Test-retest - MEGA-PRESS - Gannet absolute conc

Hi,

I ran three consecutive MEGA-PRESS scans using the following parameter at Siemens 3T Skyra.
TR/TE=2000/ 68 ms, Average=96, voxel =3x3x3 and one non-water scan.

I processed the data using Gannet software. The stability between the second and third scans is less than 5%, and the first and second scans are around 15%, even though I used four preparation scans. Is it acceptable?
Why are there more fluctuations between the 1st and second scan compared to 2nd and third scan? Is there any reason for this?

Also, could you please tell me how to calculate the absolute concentration of GABA and Glx using Gannet?

Thanks

Hi, @narayanan76. To assess the quality/reproducibility of your data, it would be very helpful to see your GannetLoad and GannetFit outputs. If you prefer, you can email your outputs to me at mam4041[at]med.cornell.edu.

In terms of calculating absolute concentrations, this depends on what data you have acquired. Since you have an unsuppressed water scan, GannetFit will give you a water-scaled concentration that is semi-absolute but not corrected for voxel-dependent partial volume effects (i.e., not tissue corrected).

For a “fuller” quantification, you will need T1-weighted structural images. Running GannetCoRegister (after you’ve run GannetLoad and GannetFit) will first co-register the MRS voxel to the respective T1 image. Subsequently running GannetSegment will segment the T1 image and MRS voxel mask.
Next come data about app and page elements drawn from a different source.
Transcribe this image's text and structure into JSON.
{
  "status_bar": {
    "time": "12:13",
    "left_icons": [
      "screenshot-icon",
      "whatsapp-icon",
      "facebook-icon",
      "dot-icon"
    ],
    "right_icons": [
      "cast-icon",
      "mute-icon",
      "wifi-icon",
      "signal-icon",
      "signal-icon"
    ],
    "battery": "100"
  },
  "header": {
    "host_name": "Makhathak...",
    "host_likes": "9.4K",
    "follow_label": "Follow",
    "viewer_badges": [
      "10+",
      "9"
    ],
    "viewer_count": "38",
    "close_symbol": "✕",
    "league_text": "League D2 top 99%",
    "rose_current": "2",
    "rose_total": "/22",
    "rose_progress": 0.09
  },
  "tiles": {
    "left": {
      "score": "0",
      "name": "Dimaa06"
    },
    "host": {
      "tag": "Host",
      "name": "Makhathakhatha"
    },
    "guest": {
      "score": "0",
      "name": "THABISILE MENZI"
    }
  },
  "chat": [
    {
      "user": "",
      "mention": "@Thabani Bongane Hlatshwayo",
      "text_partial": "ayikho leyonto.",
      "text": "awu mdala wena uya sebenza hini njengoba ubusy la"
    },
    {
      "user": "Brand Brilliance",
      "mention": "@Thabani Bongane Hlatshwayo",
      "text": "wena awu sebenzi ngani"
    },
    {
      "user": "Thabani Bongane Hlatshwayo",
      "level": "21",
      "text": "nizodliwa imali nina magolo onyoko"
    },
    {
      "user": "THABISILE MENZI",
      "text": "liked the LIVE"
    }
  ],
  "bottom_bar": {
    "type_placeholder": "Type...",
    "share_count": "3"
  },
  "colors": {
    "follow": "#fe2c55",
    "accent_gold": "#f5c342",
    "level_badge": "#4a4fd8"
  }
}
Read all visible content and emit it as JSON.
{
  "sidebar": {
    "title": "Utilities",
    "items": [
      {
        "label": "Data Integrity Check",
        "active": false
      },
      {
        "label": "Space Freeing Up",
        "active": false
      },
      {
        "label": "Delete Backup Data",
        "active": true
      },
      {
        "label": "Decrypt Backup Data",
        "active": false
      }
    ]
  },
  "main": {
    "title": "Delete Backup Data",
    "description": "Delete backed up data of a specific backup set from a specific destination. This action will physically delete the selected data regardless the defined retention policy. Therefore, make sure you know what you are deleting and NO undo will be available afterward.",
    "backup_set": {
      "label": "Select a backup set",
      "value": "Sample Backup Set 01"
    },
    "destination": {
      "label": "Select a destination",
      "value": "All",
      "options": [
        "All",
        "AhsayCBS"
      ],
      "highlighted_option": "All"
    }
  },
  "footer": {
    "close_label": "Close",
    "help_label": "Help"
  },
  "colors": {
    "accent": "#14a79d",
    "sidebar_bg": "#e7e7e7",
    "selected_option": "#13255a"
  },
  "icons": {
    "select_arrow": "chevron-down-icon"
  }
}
Once you’ve done this, you can run GannetQuantify to obtain tissue-corrected (pseudo-)absolute concentrations for GABA and Glx.

More details on how Gannet calculates absolute concentrations can be found here.

Let me know if you have any questions about any of this.

–Mark

I would add that test-retest CV of GABA-edited MEGA-PRESS is usually on the order of magnitude of ~5-15%, so I don’t think the variation that you have observed is too outlandish. I would maybe expect it to be slightly better if you ran them back-to-back (without repositioning). But 96 averages isn’t that much (is that 96 in total, i.e. total acquisition time of 192 sec, or 96 ON + 96 OFF, i.e. a total acquisition time of 384 sec?), and modeling is always susceptible to noise.

As Mark suggests, it is helpful to include GannetLoad and GannetFit outputs to judge data quality.

Cheers,
Georg